ALBANY – When he ran for the Assembly last year in a special election, Michael Kearns said that, when given the chance, he would vote against Sheldon Silver as leader of the Assembly.

Last week, he got his chance.

“I voted no,” said the Democratic member of the Assembly from Buffalo.

“That’s something that was very important to me. I wanted to let people know that I kept a campaign promise. I said I was going to do that and I did it,” Kearns said of his vote.

Kearns last year had to write a letter essentially saying he believes in Democratic Party principles in order to sit with the Assembly Democratic conference.

Last week, at the start of a new legislative session, Kearns got his first opportunity to vote on Silver’s bid to continue leading the Assembly. Silver has been speaker during the terms of five governors.

Only one other Democrat voted against Silver in the closed-door meeting, according to Kearns: Assemblywoman Inez Barron from Brooklyn.
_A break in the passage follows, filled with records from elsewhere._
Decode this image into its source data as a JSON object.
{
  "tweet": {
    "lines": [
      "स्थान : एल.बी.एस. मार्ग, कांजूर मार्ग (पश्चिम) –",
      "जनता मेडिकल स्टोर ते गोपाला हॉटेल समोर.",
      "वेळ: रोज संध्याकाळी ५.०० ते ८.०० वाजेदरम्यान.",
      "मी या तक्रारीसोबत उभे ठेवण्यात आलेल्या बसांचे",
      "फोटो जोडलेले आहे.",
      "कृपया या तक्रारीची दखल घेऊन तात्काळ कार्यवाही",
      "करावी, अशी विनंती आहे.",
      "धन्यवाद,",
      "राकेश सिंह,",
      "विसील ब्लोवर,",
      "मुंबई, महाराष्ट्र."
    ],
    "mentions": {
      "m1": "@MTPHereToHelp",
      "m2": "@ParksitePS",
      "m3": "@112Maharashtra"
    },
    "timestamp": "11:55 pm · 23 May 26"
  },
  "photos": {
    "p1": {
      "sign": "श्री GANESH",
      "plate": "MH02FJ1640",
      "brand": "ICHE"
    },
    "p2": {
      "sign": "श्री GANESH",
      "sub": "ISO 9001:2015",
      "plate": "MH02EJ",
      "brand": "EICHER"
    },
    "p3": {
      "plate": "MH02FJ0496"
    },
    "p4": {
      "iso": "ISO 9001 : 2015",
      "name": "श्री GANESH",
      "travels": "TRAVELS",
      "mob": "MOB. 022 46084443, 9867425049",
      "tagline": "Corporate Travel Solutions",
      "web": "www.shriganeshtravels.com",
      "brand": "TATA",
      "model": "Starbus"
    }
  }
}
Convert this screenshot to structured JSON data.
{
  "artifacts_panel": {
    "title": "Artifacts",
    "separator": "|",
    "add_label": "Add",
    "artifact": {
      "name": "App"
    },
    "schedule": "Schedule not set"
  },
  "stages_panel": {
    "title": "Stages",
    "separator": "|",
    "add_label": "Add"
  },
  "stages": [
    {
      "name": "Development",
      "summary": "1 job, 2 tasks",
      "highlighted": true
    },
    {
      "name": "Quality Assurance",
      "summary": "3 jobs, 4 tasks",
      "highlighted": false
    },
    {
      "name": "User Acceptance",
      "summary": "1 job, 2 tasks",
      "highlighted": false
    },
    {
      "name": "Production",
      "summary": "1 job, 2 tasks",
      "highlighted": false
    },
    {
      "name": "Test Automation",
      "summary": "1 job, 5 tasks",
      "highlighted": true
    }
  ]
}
Kearns cited what he called a “top down” approach to governing in Albany for his vote against Silver. He called the gun control package being voted on Tuesday as a perfect example; he noted that the bill is not going through the usual three-day “aging” period to give the public and special-interest groups time to read the measure and press for possible changes.

“I came to Albany to make changes and to make a difference. I wanted a more open and transparent and open Albany ... I think this bill’s a perfect example of it where we’re rushing from top down instead of having an open and transparent process,” Kearns said.

The lawmaker, elected last year in a special election to fill the seat of former Assemblyman Mark J.F. Schroeder, said he met with Silver before the vote and as “a courtesy” told him of his plans to vote no.

“It was fine,” Kearns said before cutting himself off and saying he would not discuss what was said in the private meeting.

Asked if he has felt any retribution for his vote, Kearns at first said no.

But then he noted that he has not been given a bill number for a piece of legislation he wants to get introduced.

“That’s been held up for a while,” Kearns said of the measure, which would end the practice of secret court settlements.

The legislation comes at a sensitive time in the Assembly; Silver has been sharply criticized for approving a secret settlement last year for a Brooklyn Democrat, Vito Lopez, who had been accused of approving a $103,000 taxpayer-funded settlement in a sexual harassment case.

Kearns said his legislation would go further than just applying to government agencies and the Legislature. Citing secret settlements by companies and everyone from the Boy Scouts to the Catholic Church, Kearns said he is seeking to follow a model used in Texas to ban secret court settlements by private entities.

“We’re making secret settlements in this state, and we’re hurting people,” Kearns said.